Monday, June 16, 2014

Word Banks vs Word Walls


The word wall. A staple of the elementary classroom. That static bulletin board with the cartoon alphabet in rainbow colors you update every other month or so ... a showcase for words we know, a reminder of how to ... spell? Sometimes used solely for high frequency words, I've heard teachers talk about how these word walls help students recognize words or work on fluency but rarely have I ever seen a teacher do more than put the vocabulary words on the wall and then move on to the next lesson. Now, I've seen some really beautiful word walls. Many teachers really like creating some super Pinterest-worthy word walls. Commercially available in packs, they will definitely make your classroom look like ... a classroom. (Every May this becomes even more important as teachers rush to add more words to the wall before Open House - don't lie, we're all guilty of this at some level.) But if your goals are trending towards the more student-focused, I'd like to discuss the word bank.
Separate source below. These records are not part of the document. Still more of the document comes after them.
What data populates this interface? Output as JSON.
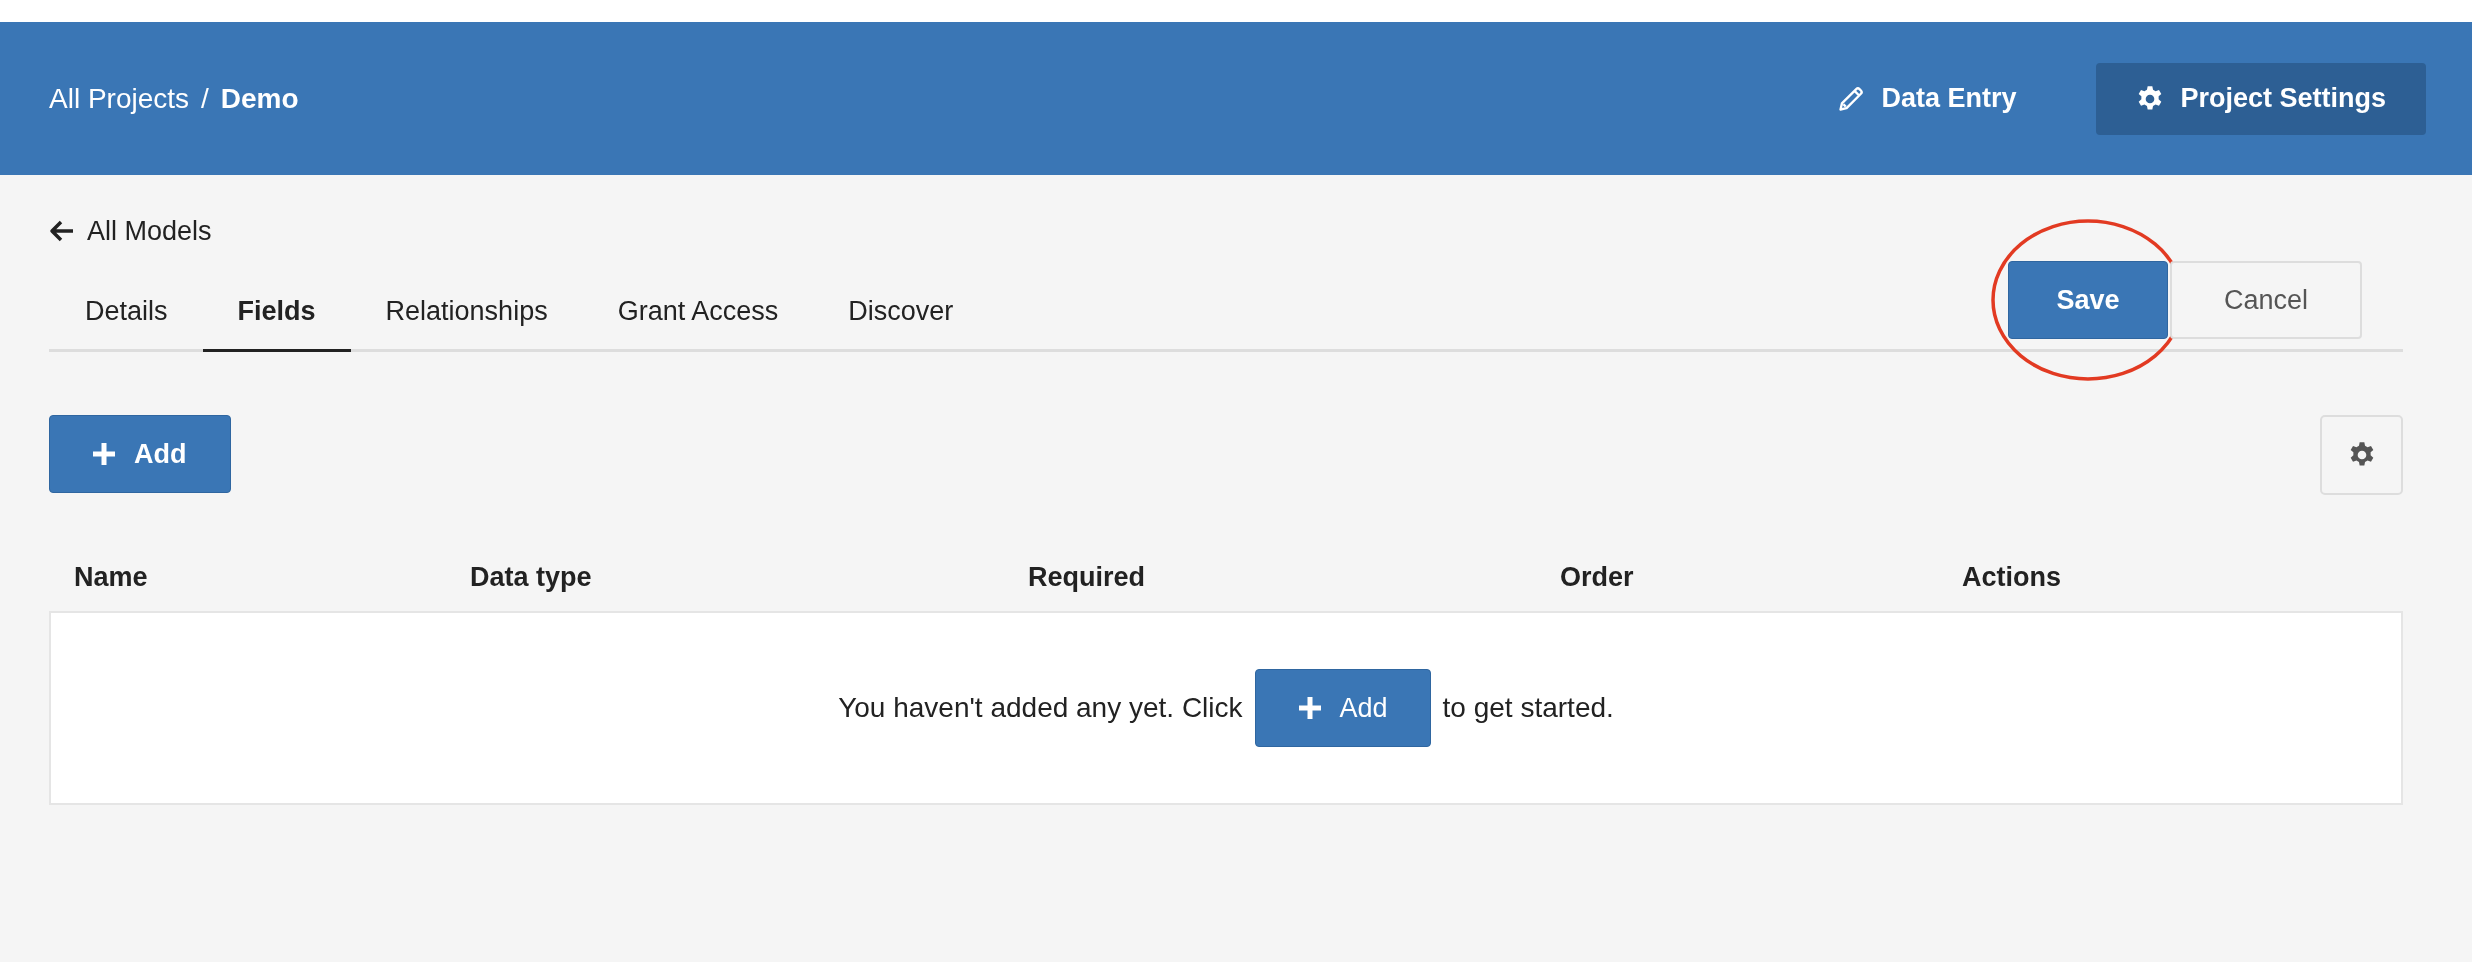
{
  "header": {
    "breadcrumb": [
      {
        "label": "All Projects",
        "current": false
      },
      {
        "label": "Demo",
        "current": true
      }
    ],
    "separator": "/",
    "nav": [
      {
        "label": "Data Entry",
        "kind": "edit",
        "selected": false
      },
      {
        "label": "Project Settings",
        "kind": "settings",
        "selected": true
      }
    ]
  },
  "back_link": {
    "label": "All Models"
  },
  "tabs": [
    {
      "label": "Details",
      "selected": false
    },
    {
      "label": "Fields",
      "selected": true
    },
    {
      "label": "Relationships",
      "selected": false
    },
    {
      "label": "Grant Access",
      "selected": false
    },
    {
      "label": "Discover",
      "selected": false
    }
  ],
  "actions": [
    {
      "label": "Save",
      "kind": "primary",
      "highlighted": true
    },
    {
      "label": "Cancel",
      "kind": "secondary",
      "highlighted": false
    }
  ],
  "toolbar": {
    "add_button": "Add"
  },
  "table": {
    "columns": [
      "Name",
      "Data type",
      "Required",
      "Order",
      "Actions"
    ],
    "empty_message": {
      "before": "You haven't added any yet. Click",
      "button": "Add",
      "after": "to get started."
    }
  }
}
The word bank serves many of the same purposes as the word wall theoretically does. It reminds students of words they've been taught, it aids them in spelling and in fluency. But it is not static, it is not even stapled to the wall. And it is for the students, not the parents or other teachers and administrators to admire. (Although they will once they see you using it.)
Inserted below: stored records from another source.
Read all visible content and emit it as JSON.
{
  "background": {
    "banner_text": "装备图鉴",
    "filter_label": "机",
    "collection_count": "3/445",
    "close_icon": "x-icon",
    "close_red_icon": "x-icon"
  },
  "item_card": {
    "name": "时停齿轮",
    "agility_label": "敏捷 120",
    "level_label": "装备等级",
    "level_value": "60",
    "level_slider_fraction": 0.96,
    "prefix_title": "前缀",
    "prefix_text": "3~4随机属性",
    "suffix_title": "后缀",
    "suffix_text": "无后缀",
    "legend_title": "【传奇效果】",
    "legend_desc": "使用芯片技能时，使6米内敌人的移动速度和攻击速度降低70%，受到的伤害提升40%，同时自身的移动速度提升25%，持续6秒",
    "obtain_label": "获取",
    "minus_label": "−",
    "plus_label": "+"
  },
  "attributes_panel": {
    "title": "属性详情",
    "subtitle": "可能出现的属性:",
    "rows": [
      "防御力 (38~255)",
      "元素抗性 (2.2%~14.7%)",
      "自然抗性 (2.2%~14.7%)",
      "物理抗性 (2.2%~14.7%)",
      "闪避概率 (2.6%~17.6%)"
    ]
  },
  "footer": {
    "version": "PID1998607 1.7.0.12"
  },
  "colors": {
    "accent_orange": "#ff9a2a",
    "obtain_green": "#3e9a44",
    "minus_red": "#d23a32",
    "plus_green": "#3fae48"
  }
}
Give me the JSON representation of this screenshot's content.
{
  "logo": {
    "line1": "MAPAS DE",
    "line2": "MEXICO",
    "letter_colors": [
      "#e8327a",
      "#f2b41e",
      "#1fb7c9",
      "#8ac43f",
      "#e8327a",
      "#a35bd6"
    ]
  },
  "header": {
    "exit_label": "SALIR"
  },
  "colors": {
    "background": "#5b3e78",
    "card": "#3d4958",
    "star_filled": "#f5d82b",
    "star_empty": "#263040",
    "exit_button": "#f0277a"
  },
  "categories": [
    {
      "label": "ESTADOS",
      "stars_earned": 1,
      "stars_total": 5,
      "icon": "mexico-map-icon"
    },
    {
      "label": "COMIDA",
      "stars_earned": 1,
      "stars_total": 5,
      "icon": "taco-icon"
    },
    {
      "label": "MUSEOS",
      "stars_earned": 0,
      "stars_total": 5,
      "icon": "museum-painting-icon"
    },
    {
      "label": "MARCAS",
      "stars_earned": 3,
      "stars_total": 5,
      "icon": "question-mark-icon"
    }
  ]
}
A word bank is interactive, students can borrow words, return them, and even add to the bank themselves. It is an incredibly helpful tool when we think about teaching literacy and science. If we use it well and often, students will really start to recognize the patterns of scientific writing.


10 Tips for Word Banks

  1. Use a pocket chart (yes, even you 6th grade teachers) and sentence strips - if at all possible mount on a short easel with wheels or make this chart stand using PVC (even better, get a group of kids to maker one)
  2. Add to the word bank together
  3. Pull words out as you model science writing
  4. Pull words as you talk about science content
  5. Encourage students to go up and borrow words as they write
  6. Some content words (organize at the top of the chart) come and go, some sentence starters (organize at the bottom of the chart) may stay in the bank all year
  7. Words that aren't used any more are removed from the bank (maybe they're put on a word wall)
  8. High frequency words or academic vocabulary words are in the bank as well if connected to the curriculum
  9. You can put students names in pencil on the back of some words as "word experts" then, if a student needs more clarification after pulling a word, they can ask that "word expert"
  10. Use the word bank often, use it every time you teach writing in science




The idea is that the word bank is more of a tool for students. A tool that encourages physical interaction with the words, self-reliance, and learning from peers.